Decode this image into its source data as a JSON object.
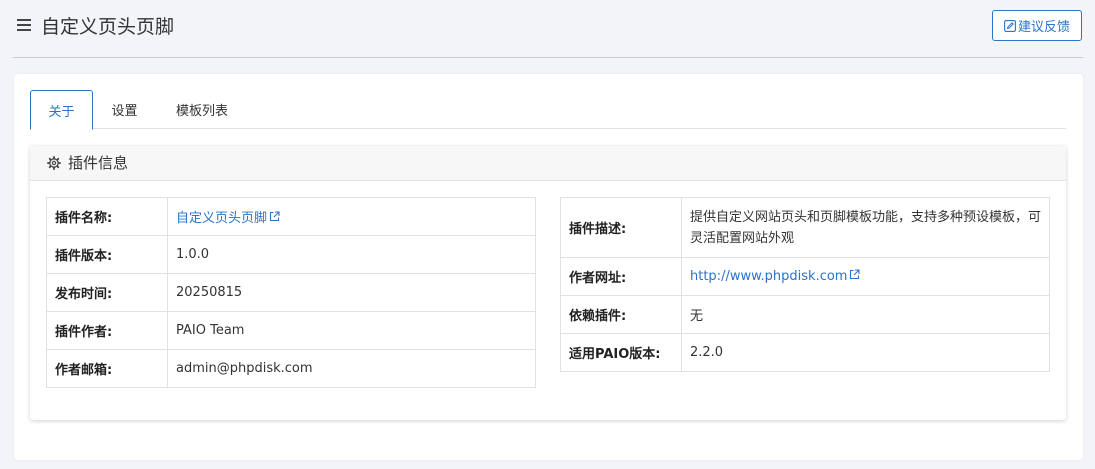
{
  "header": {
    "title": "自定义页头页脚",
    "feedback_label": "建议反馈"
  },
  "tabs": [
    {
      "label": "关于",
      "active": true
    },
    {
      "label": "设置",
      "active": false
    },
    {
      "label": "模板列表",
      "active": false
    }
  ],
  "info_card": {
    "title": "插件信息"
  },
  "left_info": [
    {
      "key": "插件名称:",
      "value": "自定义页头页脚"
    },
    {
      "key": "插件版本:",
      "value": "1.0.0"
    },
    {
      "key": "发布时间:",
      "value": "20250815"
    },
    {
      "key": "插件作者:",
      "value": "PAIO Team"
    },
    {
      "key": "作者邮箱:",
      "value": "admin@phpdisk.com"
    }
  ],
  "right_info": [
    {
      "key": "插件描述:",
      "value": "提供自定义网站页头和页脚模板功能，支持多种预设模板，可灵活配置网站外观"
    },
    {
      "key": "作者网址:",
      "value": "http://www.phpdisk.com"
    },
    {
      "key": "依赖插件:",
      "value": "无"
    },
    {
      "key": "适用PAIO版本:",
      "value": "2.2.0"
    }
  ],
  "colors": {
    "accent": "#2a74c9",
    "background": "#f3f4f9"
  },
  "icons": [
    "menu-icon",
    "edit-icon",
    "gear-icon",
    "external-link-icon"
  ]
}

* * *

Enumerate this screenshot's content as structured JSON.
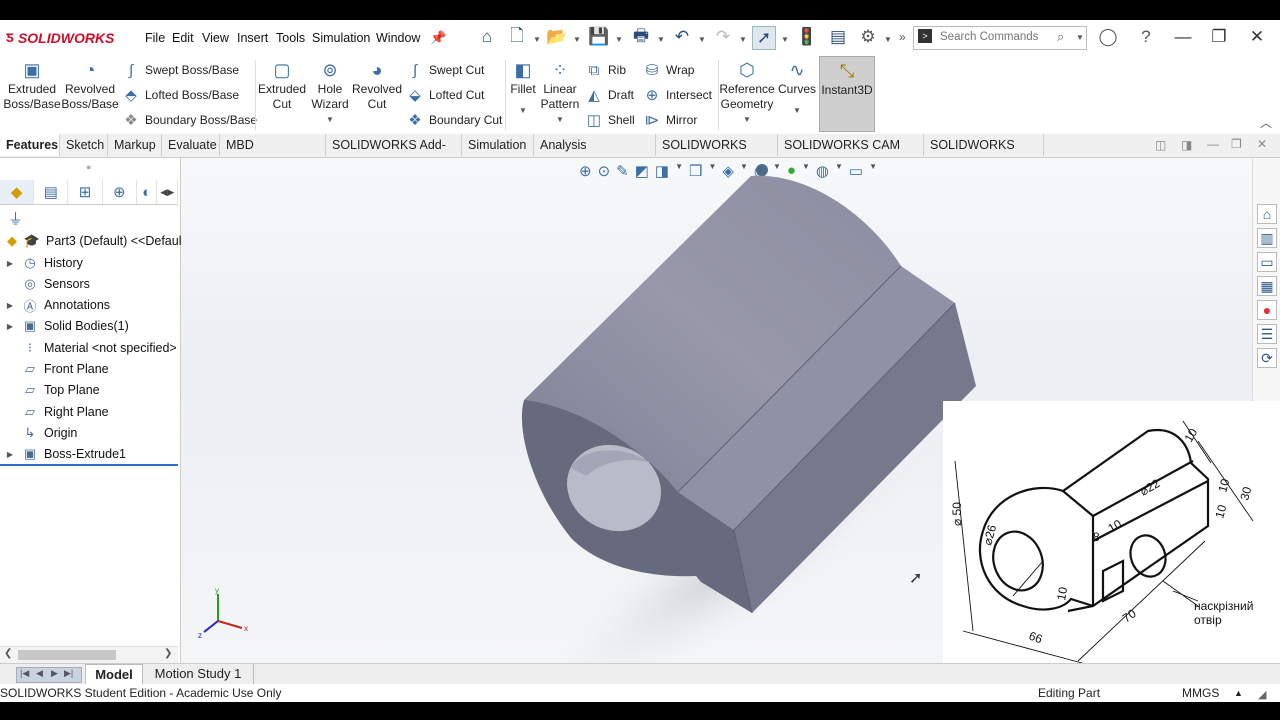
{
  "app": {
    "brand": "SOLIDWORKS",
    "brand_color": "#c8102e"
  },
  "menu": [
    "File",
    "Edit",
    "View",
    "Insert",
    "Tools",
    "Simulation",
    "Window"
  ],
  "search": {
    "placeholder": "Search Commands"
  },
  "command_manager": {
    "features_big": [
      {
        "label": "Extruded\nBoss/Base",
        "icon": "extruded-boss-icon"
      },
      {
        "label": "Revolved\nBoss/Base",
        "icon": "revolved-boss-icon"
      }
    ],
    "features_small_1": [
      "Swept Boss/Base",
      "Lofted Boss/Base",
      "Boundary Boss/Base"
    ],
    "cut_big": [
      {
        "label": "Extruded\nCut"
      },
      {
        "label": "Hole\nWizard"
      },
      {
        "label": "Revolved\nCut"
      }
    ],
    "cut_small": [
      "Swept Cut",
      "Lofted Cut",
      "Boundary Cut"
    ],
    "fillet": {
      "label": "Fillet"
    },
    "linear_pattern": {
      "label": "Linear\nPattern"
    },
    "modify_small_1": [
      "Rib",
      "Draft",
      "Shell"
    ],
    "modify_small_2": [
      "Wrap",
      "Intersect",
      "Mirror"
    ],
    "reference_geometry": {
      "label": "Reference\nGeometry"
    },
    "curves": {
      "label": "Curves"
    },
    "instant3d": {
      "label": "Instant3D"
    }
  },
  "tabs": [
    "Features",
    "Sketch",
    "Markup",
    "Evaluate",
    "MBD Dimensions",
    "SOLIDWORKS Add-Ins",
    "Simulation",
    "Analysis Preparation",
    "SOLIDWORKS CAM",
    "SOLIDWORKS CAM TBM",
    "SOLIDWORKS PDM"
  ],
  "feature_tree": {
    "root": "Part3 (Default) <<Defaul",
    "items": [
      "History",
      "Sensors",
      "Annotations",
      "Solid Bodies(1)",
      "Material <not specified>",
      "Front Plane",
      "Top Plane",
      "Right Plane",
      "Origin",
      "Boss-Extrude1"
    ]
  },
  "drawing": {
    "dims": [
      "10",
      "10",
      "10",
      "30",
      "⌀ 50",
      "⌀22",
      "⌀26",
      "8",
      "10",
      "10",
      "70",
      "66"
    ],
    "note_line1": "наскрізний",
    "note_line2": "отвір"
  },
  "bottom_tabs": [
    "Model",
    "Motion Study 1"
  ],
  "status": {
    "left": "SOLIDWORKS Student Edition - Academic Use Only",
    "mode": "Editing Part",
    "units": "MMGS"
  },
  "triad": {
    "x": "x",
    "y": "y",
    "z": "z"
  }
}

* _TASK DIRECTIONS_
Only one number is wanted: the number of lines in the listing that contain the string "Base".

* _TASK RESPONSE_
5